Samad brought the matter to the attention of the American Civil Liberties Union and Congressman Bob Brady’s office. The ACLU is reviewing the matter, Samad said earlier this week.

On Tuesday, Karen Warrington, press secretary for Brady, said her office sent a letter to PHA regarding the matter. The congressman’s office also might contact the Pennsylvania Human Relations Commission, Warrington said.

A woman Samad knows brought the flier to her attention. Then one day, Samad went to a neighborhood store she frequents and the owner, who had seen the flier, told her people might start to shun her now that they know she’s a Section 8 tenant.

Time proved the merchant right.

Since the flier hit the streets, Samad’s sons have stopped wearing their kuffees (prayer caps worn by Muslim males) because they don’t want to be targeted and stigmatized any further, she said.

Samad said she has noticed people on the street hurry by when they see her coming or, worse yet, not make eye contact. Even some neighbors who used to talk to her have given her the cold shoulder since the flier was distributed.

Samad, who is black, a Muslim and a woman, now feels she has another label that results in discrimination — poor. That shouldn’t be the case, she maintains.

"Drug dealers buy houses every day. They don’t ask where their W2 form is or, how did you get that Mercedes?" Samad noted. "People on welfare have to show proof that you’re poor before you can get a house, medical care or anything else."

In Philadelphia, close to 16,000 families receive Section 8 subsidies. Of that number, 3,000 live in South Philly, Dorn said.

The spokesperson said it is unfortunate that some of these local residents are now under scrutiny.

"In most cases, they were living [anonymously] among their neighbors.They were outed and suddenly they are the target of harassment," Dorn said.

Woman and children comprise most of the Section 8 tenants, he added.

"Section 8 are not bad people," Samad said. "They are not shiftless, good-for-nothing people." She believes the residents on the list are now subject to retaliation.

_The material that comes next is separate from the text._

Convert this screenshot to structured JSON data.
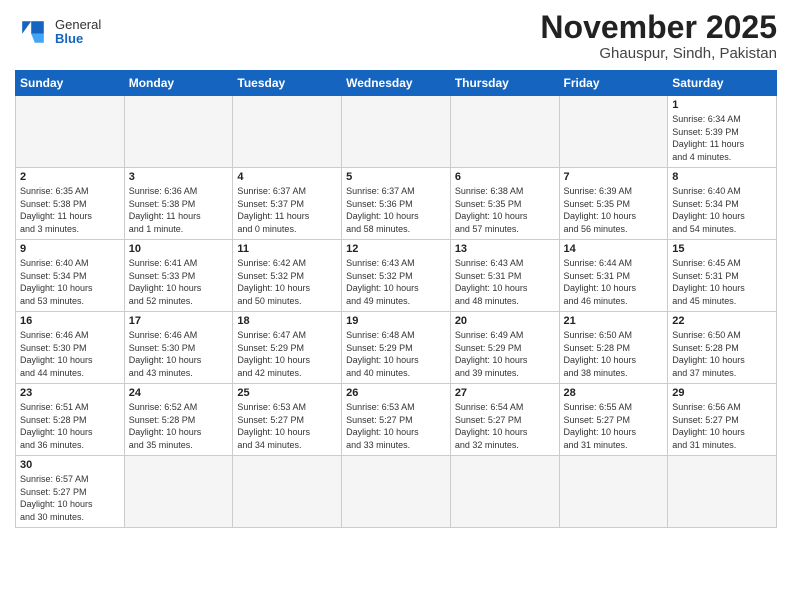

Though Section 8 is a controversial program that has drawn residents’ ire because of some irresponsible tenants, there are standards of conduct that tenants must adhere to or risk losing their assistance, Samad said. In addition, anyone with a criminal record is ineligible for the aid.

Like all Section 8 tenants, Samad fell on hard times. First, there was a bitter divorce and then a debilitating car accident that left her disabled with severe back pain.

Samad holds an associate’s degree in general science and education from Community College of Philadelphia. She is a year away from completing her bachelor’s degree at the University of Pennsylvania, where she is taking a double major in education and folklore/folklife. In 1995, Samad attended a worldwide conference in Beijing for the betterment and rights of women and children the world over.

"I’ve been advocating for women and children for a very long time," she said.

Today, Samad performs volunteer community clergy work, going wherever she is called — hospitals, churches and schools. While she deals mostly with fellow Muslims, she said she works with anyone who needs help. Her goal is to start a nonprofit, faith-based social-services organization for all races and creeds in the community.

The home on Daly Street that Samad shares with her sons is far from palatial. Three of the boys share one bedroom. One sleeps on an old mattress on the floor, another in a fold-out futon.

But Samad said she is happy there. She isn’t interested in a waterfront property or a mansion, as long as she has a roof over her head in a decent neighborhood, she said.

Dorn said that security is what Section 8 tries to afford its recipients.

"These people need assistance and we give it," he said. "Because many [other residents] resent that assistance, we keep that information confidential."